Hebrews 12:11 gives us a different vision for discipline. We’re told that discipline can produce “a harvest of righteousness and peace for those who have been trained by it.”
Do you catch this? God’s discipline is not intended to have immediate results, and those results are not about right behavior but about God’s righteousness and peace.
Imagine how things might be different with your children if, every time you disciplined them, your goal was to guide them towards God’s righteousness and peace.
Here’s a practical illustration of how it might look when a parent has immediate behavioral correction in mind:
- “Johnny, that’s not OK. If you keep whining you’ll have to go to your room.”
- Or, “Hannah, I told you it’s time to clean up! If you don’t put those markers and paper away right now, you will lose them!”

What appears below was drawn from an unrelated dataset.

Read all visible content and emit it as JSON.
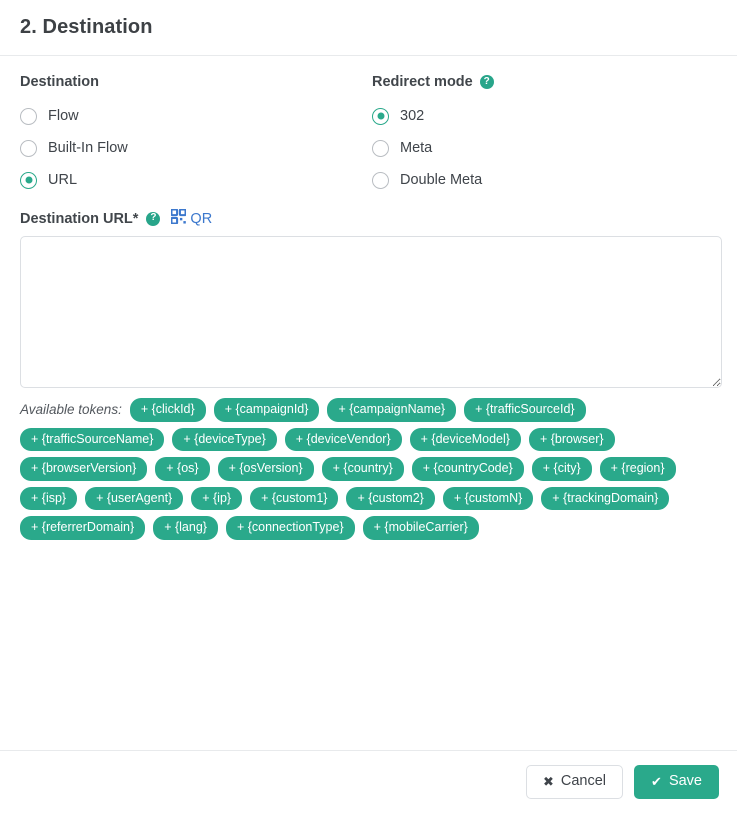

We hear many parents disciplining or instructing their children this way. While this sort of intervention might help modify children’s behavior in the short run, it does not consider the bigger picture and misses the opportunity to paint an image of God’s purposes for the long run.
Here’s how it might unfold if parents have a vision for disciplining that helps children get a glimpse of God’s grace:
- “Johnny, you are amazingly persistent! And I’m glad you’re being honest with me about what you want. These are strengths that God is building in you. We can talk about it more when you can speak to me more respectfully. Do you want to settle down in your room, or are you ready now?”
- Or, in Hannah’s case: ”Hannah, you really love doing art, don’t you? I love that God gave you a desire to bless others with your art. But it’s important to be responsible with those art abilities. You can clean up your art supplies right now, or I can put them in a time out for a few days. Let me know what you decide when I come back in a couple minutes.”
In order to speak this way with sincerity it has to come from your heart. This means letting go of the conventional expectation that kids obey immediately. It means taking on the role of a coach rather than a drill sergeant. It also means not letting your kids off the hook when it seems too hard or overwhelming.
You have to believe that, along with the sin of misbehavior, your child is a gift, a miracle, created in God’s image to be in relationship with Christ and to “do the good works (he or she) was prepared in advance to do!”
It’s hard to remember this truth when our children misbehave. But if we can consistently address discipline with grace and wisdom, with a vision for their lives, their hearts are more inclined to repent and they are more likely to grow into a love for God’s righteousness and peace.
Our work as parents is not about learning the right “scripts” to address misbehavior. It is about relentlessly nurturing a vision for God’s purposes in our children and believing that even when our kids misbehave we have opportunities to point them to God. This sort of parenting leads to a harvest of righteousness and peace in our kids.
Want to learn more about these concepts? Download our one hour recording of a Discipline That Connects workshop.